I’ve been writing all day. All week. All month, if truth be told, which should explain the silence. In between, I had a birthday. A week-long vacation away from my kitchen and laptop, spent digging my toes into the soft white sand at the shore of a vibrant sea. The opportunity to meet vibrant new people, whose quivering creative energy reminds me of my own neglected pool. A chance to meditate on what should be kept and cherished and used and reused, or discarded.
It all comes down to finding some cluster of meaning.
So, today, in defiance of the fatigue and blankness, I will show you how important food has become around here. It’s the story of how Ships spent my birthday (and his sister Bintu’s anniversary).
Not that I know, really. I was at my desk all day, wondering what he kept blending up in that Vitamix, and why he made multiple trips to the grocery store as the day seemed to crawl to its end.
Here’s what he served: a cold peach soup, both sweet and spicy. No links or recipes, sorry. It’s a keeper for the simple reason that it was unexpected, and unexpectedly delicious.
He’s become a bit of a stone fruit–aficionado, capable of picking out the sweetest, juiciest fruit from grocery store stacks. But this is a departure, even for him. When I first met him, I remember how blasphemous it sounded to him to serve any kind of fruit as part of an entree or appetizer. If meat wasn’t on the menu, life was a disaster. Nothing tasted right to him without the extra-helping of capsaicin. (I lived).
I got a glimpse at the second course, just as it was about to go into the oven to slowly roast until it was tender: Thai pork ribs. This is a recipe that we chanced on a decade ago. The marinade is sweet and sour and scorching—rife with tamarind and brown sugar and red thai chilies. After the slow bake—shallow braise may be more accurate—the ribs are lifted onto a searing grill and charred to caramelize the sugars. It’s a keeper in the best respect.
But Ships was on a roll. The other thing that he’s mastered (and I have no patience for) is the art of the risotto. His comes out effortlessly al dente, yet creamy and satisfying. Mine ends up looking like fufu. On this day, he embarked on a vegetable risotto.

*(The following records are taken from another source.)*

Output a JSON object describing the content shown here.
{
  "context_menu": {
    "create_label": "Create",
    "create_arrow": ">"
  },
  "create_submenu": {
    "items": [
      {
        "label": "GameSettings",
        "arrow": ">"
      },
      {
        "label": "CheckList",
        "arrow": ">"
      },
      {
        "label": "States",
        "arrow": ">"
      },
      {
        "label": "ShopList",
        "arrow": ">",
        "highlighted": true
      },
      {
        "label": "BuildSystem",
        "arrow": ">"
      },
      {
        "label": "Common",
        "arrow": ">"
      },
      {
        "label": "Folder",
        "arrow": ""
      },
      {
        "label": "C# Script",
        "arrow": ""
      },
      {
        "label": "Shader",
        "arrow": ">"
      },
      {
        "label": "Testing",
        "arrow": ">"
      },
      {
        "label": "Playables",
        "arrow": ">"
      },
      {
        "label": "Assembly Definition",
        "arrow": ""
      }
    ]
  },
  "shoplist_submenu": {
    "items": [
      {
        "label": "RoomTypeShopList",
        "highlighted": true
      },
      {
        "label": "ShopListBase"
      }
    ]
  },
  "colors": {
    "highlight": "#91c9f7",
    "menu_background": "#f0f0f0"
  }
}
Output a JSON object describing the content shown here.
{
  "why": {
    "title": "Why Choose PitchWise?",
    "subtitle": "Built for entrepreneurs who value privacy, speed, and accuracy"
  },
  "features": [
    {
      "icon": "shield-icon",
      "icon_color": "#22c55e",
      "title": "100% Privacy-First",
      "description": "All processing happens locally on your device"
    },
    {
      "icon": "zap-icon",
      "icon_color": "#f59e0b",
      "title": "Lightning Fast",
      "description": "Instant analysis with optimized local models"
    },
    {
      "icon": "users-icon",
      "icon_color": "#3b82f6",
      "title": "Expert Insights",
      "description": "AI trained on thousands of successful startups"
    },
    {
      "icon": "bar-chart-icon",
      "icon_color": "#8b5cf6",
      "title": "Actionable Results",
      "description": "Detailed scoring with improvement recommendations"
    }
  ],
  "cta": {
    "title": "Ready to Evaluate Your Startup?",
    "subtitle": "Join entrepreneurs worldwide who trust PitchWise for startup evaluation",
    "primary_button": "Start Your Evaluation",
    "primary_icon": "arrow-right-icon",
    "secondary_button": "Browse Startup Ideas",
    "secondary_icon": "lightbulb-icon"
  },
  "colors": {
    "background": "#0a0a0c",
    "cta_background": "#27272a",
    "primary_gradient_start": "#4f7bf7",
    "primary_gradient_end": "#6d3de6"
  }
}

If you are a vegetarian, let’s talk and perhaps we can get this on the menu again.